With Manuel’s death not occurring until well over 30 minutes into the film, we may well find ourselves asking this question long before Dominguez makes his first appearance. Prior to this we are in firm familiar Almodóvar territory with a heavily verbose series of vignettes to establish the relationships and lay the foundation for the plot. Whilst Rebeca is waiting at the airport, flashbacks to her childhood reveal scenes her mother has forgotten.
There are initial hints of something Oedipal about this mother-daughter relationship, with Rebeca trying her hardest to get Beca’s attention and replicate many facets of her life, beginning with wearing the same earrings as a child to the obvious unsettling statement of marrying one Beca’s cast offs. It is left to our own judgement as for whom we feel the most concern, but Rebeca gains an early advantage on that front.
You know that this isn’t going to be that creepy or objectionable (even with a baffling 18 certificate) but Almodóvar likes to take us to the edge of our expectations before playing his trump card. Ideally it should come in the immediate fallout of Manuel’s murder, which takes a few uncomfortable twists and turns, but there are other distractions which push themselves to the fore instead.
Part of what drives the audience interest in the characters is that neither Beca nor Rebeca seem to be able to read the other as to what they are feeling; in fact this leads to frustration from the many near misses that are incurred as a result, when the truth would have avoided this. Obviously this is where the basis for the melodrama is formed, but as the layers of the truth are revealed, the rationale feels less convincing.
Ironically it is the murder mystery that weakens this aspect of the story, flitting back and forth between mother and daughter as to who is the culprit, and while it is ambitious for Almodóvar to try something different, it soon becomes a crutch to make the fissure between the principal players a decidedly hysterical affair, especially when Isabel is ruled out of suspicion immediately.
A rare misstep for Almodóvar but not irredeemable thanks to the raw emotion that compels Rebeca and the stunning performances from Victoria Abril and Marisa Paredes in providing the film with its most powerful punch. One of many two-handers between the two has Rebeca describing the plot of Bergman’s Autumn Sonata to her mother which reflects their own situation, a little meta nod for viewers who spotted this influence.

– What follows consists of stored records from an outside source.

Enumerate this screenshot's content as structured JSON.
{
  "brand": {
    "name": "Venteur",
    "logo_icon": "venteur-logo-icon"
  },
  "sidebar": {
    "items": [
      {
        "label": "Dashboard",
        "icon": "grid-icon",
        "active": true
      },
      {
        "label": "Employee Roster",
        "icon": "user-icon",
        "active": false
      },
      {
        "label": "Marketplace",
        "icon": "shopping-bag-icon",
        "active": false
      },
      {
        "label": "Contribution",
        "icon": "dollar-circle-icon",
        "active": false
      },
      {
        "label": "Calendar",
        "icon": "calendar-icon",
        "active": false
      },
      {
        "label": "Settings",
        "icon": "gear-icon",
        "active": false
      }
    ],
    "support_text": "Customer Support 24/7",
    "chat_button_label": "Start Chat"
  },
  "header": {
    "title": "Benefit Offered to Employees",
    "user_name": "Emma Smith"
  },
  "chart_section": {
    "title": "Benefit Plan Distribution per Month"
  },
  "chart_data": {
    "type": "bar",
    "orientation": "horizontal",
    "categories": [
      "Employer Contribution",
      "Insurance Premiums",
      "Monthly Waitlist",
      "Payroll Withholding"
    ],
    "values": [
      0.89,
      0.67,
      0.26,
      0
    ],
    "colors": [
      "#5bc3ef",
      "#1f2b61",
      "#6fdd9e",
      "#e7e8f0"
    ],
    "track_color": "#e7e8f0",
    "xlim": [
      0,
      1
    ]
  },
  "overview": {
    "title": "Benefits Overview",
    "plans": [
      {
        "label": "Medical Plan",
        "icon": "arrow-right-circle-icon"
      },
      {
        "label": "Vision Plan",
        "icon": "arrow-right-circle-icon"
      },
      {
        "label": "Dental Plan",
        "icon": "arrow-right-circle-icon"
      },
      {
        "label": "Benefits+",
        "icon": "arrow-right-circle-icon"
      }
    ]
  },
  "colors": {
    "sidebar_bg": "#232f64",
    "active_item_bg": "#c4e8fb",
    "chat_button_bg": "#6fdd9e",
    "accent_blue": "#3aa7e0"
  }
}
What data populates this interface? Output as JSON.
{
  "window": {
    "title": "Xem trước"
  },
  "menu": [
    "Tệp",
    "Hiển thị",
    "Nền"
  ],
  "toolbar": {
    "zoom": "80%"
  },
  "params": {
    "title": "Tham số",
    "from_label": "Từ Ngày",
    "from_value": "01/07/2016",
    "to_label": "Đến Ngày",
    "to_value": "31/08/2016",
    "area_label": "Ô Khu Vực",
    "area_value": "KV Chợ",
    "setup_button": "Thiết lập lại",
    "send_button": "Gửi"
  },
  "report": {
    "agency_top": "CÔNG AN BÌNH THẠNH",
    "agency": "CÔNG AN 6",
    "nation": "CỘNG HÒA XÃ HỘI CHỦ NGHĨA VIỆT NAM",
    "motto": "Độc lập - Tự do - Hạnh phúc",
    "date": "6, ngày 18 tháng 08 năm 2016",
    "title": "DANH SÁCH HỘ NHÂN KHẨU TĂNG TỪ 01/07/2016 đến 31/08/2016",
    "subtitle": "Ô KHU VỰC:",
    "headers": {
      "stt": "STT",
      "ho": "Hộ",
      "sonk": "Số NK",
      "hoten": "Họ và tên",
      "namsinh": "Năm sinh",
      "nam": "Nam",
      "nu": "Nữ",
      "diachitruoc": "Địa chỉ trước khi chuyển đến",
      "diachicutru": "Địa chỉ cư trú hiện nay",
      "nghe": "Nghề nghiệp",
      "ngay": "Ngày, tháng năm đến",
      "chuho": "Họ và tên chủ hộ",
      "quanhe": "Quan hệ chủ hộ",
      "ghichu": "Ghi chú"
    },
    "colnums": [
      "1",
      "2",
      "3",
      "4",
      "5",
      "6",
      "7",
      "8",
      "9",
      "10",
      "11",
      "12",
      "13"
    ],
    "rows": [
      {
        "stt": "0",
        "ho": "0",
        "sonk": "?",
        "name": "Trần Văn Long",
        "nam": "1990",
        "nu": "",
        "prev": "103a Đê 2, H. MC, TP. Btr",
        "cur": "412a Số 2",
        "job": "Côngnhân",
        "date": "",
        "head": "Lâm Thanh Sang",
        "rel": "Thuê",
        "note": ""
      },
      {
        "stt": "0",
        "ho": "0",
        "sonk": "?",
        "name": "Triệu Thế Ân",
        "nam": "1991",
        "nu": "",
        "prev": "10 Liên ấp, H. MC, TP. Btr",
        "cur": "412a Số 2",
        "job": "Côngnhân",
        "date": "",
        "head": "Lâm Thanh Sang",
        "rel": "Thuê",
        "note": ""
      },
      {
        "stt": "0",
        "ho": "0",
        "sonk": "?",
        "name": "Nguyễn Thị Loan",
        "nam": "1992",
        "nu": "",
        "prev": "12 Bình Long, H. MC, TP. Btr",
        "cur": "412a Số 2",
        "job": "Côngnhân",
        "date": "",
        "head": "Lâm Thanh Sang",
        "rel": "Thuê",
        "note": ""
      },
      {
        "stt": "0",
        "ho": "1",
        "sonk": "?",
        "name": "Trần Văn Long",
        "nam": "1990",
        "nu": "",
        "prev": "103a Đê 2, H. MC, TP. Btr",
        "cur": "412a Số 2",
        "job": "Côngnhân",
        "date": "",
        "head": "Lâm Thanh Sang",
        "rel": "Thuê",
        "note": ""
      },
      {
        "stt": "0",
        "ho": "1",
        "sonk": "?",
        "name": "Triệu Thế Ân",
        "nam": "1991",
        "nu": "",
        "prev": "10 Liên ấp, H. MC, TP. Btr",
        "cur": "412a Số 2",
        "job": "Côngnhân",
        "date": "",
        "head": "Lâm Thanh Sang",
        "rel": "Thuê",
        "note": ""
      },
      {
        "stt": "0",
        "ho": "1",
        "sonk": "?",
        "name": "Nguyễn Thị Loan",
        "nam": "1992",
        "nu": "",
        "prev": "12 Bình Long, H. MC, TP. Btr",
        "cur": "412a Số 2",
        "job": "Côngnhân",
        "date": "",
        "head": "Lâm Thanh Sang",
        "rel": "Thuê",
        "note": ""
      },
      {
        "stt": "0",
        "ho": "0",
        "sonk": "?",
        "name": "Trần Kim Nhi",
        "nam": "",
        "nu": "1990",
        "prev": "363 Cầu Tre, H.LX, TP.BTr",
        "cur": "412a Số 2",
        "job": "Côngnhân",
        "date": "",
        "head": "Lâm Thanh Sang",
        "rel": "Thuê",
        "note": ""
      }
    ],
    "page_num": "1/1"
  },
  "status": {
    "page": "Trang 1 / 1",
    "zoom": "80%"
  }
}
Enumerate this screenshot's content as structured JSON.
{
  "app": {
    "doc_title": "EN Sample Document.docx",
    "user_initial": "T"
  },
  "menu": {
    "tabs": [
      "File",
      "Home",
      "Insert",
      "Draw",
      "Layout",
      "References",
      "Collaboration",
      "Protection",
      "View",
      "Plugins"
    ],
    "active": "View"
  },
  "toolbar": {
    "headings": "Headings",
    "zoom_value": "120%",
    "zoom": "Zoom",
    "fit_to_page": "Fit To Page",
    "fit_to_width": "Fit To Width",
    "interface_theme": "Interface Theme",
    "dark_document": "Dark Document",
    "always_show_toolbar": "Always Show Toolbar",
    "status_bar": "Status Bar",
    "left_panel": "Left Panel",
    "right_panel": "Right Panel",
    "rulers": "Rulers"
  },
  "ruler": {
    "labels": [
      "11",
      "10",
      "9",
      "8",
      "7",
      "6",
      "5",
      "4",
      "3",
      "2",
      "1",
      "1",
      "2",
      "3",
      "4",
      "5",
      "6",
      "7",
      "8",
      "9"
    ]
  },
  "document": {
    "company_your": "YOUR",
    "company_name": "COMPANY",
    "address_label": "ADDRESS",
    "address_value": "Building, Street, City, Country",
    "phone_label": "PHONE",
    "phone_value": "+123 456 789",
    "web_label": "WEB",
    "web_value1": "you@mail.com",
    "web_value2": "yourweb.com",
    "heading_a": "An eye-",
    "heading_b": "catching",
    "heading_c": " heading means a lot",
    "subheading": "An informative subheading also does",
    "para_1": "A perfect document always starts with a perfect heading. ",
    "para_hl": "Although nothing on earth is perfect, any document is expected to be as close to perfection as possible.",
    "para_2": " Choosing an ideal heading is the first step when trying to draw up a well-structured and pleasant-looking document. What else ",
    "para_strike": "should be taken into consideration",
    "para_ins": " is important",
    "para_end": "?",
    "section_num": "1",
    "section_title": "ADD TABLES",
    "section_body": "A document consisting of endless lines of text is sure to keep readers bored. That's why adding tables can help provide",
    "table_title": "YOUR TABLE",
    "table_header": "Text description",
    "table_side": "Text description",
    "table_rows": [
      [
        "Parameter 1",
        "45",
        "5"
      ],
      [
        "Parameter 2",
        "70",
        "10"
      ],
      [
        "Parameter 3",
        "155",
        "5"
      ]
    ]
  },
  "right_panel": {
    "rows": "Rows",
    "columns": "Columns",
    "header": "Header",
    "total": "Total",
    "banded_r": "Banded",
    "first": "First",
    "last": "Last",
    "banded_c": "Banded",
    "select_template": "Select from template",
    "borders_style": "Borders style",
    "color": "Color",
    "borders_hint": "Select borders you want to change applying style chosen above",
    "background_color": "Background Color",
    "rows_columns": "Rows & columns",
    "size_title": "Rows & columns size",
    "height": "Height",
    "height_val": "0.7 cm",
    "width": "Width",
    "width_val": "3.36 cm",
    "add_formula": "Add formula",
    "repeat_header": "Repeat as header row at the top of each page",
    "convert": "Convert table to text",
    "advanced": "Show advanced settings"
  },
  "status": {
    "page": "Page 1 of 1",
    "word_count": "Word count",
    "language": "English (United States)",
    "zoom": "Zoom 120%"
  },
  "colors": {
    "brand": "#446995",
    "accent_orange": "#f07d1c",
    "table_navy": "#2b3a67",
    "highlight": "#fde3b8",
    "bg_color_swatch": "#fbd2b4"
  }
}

Serving as the prominent male is Miguel Bossé as the chameleon like Letal/Dominguez a true man of mystery, single handedly representing some of Almodóvar’s favoured tropes whilst defying expectations in one go. Bossé was better known in Spain as a pop singer so his casting helped draw attention to the film. Also in a small role is a young Javier Bardem.
Being the auteur that he is, Almodóvar laces this film with his trademark touches – bright colours (mostly red), black humour, seemingly incongruous musical numbers, a singular song of great personal importance for one person, and overt sexual confidence. The dialogue is typically garrulous, maybe not as witty as some of his other works, delivered at breakneck speed by the cast with the usual fiery Spanish aplomb.
High Heels comes at a transitional point from the garish 80’s to the cynical 90’s, setting the scene for the director’s future lauded classics over the next decade. It is pure Almodóvar but not prime Almodóvar. It’s a well-made film, with the usual top quality ingredients present but is perhaps a tad undercooked for its own good.